A page from King Edward's School Speech Day from July 26th 1911, where Tolkien played Hermes in a production of Aristophanes' Peace. Some of Tolkien's friends and fellow members of TCBS (Tea Club and Barrovian Society) can also be spotted amongst the cast. Robert Quilter Gilson plays the Crestmaker, and Christopher Wiseman is cast as the Sicklemaker, the fourth member of TCBS - Geoffrey Bache Smith does not appear in the Speech Day programme.
Trygaeus - W.H. Payton
Hermes - J.R.R. Tolkien
Sicklemaker - C.L. Wiseman
Crestmaker - R.Q. Gilson
Peace - H.J. Dixon
Theoria - F.R. Buckley
Helmer Seller - F. Scopes
Trumpet Seller - R.S. Payton
Spear Maker - S. Barrowclough
Boys - A. Barnsley and R.J.B. Hicks
Opora (Harvest-home) - A.P. Harrower
Attendant Maidens - C.M. Attler, C.W.H. Parker, H.H.A. Sands, C.W. Wilson

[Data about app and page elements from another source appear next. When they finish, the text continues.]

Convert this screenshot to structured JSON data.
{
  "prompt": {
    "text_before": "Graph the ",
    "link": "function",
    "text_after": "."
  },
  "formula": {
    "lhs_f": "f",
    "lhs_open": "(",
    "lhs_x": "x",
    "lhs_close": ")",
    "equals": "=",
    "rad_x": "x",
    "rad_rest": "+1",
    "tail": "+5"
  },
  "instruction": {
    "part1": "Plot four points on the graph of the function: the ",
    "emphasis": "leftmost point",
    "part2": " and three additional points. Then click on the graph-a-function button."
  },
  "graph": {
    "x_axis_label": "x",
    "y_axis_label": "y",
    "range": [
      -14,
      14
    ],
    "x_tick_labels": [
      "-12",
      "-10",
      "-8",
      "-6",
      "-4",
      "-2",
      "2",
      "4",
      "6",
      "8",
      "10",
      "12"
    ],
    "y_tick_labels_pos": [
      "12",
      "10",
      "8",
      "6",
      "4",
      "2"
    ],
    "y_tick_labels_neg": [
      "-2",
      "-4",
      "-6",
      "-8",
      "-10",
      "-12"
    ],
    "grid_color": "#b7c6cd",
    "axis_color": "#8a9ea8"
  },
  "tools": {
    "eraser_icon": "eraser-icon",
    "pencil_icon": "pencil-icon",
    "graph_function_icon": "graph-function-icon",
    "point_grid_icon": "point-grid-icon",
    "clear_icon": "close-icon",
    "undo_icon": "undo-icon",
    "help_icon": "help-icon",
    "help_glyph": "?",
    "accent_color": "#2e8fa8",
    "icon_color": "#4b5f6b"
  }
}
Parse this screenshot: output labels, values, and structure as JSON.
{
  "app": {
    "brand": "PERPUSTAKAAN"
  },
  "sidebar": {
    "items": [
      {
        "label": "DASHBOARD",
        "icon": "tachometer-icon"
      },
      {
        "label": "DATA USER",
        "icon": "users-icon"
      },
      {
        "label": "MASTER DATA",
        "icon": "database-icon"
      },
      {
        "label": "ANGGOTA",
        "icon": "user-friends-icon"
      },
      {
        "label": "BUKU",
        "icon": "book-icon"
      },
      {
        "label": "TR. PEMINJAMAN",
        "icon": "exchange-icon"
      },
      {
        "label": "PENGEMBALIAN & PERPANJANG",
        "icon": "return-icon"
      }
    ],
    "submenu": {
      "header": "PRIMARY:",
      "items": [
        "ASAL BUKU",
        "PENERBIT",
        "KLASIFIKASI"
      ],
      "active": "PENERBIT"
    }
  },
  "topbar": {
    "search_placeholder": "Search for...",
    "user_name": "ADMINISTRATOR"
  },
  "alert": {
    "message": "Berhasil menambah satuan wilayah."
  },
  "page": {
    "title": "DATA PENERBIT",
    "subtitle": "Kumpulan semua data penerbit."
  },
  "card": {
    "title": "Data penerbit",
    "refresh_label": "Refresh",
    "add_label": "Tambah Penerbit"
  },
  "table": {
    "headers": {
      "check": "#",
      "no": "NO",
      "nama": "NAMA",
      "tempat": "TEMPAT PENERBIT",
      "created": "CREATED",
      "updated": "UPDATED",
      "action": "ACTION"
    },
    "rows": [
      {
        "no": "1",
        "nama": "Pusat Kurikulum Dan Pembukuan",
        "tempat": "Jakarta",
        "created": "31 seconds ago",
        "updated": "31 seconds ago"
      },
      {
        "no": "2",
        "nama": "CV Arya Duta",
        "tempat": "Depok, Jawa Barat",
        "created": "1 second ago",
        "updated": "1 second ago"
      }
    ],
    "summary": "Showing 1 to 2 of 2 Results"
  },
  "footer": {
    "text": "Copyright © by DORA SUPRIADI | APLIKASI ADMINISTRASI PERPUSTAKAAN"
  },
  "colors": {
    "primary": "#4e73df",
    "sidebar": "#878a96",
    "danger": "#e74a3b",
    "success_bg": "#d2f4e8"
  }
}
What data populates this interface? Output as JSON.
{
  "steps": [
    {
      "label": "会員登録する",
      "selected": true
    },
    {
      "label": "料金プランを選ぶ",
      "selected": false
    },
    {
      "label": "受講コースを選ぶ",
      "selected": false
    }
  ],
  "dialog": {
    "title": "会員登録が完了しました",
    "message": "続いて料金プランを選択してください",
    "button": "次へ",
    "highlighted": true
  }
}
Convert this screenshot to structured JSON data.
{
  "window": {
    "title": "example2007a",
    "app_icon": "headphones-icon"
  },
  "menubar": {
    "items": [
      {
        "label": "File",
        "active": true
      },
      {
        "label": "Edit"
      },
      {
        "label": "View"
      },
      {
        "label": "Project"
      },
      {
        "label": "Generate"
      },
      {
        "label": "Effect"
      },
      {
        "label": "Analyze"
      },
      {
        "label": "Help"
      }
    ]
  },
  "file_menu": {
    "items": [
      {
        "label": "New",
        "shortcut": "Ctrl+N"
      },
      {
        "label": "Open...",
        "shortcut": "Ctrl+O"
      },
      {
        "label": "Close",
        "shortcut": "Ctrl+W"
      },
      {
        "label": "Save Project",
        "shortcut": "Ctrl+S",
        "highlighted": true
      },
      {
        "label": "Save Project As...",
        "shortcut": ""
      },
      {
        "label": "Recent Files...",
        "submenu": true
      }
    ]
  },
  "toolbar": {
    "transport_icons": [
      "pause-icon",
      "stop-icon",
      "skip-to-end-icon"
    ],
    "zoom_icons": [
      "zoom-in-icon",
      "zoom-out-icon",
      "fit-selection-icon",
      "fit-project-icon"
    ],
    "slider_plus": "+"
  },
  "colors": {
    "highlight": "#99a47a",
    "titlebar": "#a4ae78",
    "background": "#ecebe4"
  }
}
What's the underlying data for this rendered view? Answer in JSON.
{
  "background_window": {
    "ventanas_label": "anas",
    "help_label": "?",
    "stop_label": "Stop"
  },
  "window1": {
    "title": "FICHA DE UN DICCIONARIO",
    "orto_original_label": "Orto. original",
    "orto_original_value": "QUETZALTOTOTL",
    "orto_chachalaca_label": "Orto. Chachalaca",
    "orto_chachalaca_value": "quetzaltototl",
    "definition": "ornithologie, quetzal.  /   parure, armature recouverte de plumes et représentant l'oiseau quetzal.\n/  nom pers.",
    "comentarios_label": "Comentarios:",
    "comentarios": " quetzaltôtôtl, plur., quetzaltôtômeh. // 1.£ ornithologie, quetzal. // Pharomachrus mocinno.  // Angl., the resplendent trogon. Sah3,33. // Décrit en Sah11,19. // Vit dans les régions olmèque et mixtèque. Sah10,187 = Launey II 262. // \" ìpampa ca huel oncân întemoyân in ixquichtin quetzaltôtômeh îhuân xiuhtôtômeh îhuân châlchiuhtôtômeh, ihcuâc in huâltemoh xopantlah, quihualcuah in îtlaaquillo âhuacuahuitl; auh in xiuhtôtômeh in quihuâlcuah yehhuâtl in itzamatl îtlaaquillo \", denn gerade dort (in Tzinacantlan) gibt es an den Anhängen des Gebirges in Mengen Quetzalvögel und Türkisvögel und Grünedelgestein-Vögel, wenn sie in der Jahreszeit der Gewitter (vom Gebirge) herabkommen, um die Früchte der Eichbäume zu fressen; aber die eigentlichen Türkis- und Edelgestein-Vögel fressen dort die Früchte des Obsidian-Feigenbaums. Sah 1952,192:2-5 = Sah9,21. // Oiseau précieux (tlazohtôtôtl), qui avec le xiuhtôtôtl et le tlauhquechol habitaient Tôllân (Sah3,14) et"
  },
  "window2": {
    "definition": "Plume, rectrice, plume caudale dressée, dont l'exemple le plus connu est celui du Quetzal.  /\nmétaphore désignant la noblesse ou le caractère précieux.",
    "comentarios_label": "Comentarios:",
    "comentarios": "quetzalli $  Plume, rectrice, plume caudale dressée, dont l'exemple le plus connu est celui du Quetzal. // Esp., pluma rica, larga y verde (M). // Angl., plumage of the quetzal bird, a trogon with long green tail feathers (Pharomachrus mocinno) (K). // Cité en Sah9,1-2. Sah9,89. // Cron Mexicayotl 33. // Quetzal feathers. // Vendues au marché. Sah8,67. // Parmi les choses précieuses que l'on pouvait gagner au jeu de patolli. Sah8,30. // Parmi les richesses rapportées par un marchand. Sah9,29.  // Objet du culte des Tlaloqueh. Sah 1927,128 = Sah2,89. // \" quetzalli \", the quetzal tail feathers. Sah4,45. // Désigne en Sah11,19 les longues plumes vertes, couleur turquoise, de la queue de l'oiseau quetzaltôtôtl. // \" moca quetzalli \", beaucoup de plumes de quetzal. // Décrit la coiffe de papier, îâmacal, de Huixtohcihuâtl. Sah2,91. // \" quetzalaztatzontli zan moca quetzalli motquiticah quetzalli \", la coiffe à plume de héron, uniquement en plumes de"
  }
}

Heralds - A.L. Sands, J.W. Fawdry, A.G. Fawdry, R.C. Taylor, L.G. Burliegh, D.L.L. Craig, J.G. Bullocke.
Chorus (of Farmers, &c.) - L.K. Sands (Coryphaeus), J.N.E. Tredennick, F.T. Faulconbridge, K.W Grant, H.A. Ramsey, G.H. Bonner, H. Forrest, T.K. Barnsley, P.S. Brindley, M.E. Holdsworth, J.R. Eden, V.N. Gorman.
Citharistae, Auletae, &c. - G.A. Sheldon, W.H. Tait, H.I. Fordred, N.H. Hartshorne, J.L. Taylor, G.L. Purser.
Trygaeus an Athenian farmer weary of the long war decides to drag up Peace to the light from the pit in which she is buried. With the aid of a number of his friends and the god Hermes he achieves this object in spite of the opposition of sundry interested persons. The obstructionists are driven away and the chorus sing a song of welcome to the enthroned Peace. Trygaeus makes arrangements for his wedding with Opora, and the Second Scene opens with a gathering of guests to congratulate him and incidentally get a share of the Feast. The Sickle maker thanks Trygaeus and gives him presents; the sellers of various warlike goods complain bitterly of the advent of Peace. Two boys practise their songs for the wedding, one of them to Trygaeus' annoyance insisting upon marital strains. Opora is escorted to the wedding in solemn procession, and after an invocation by the gods to bring good fortune, the chorus sing a Hymeneal chant round the bride and bridegroom.
[Writing in Greek]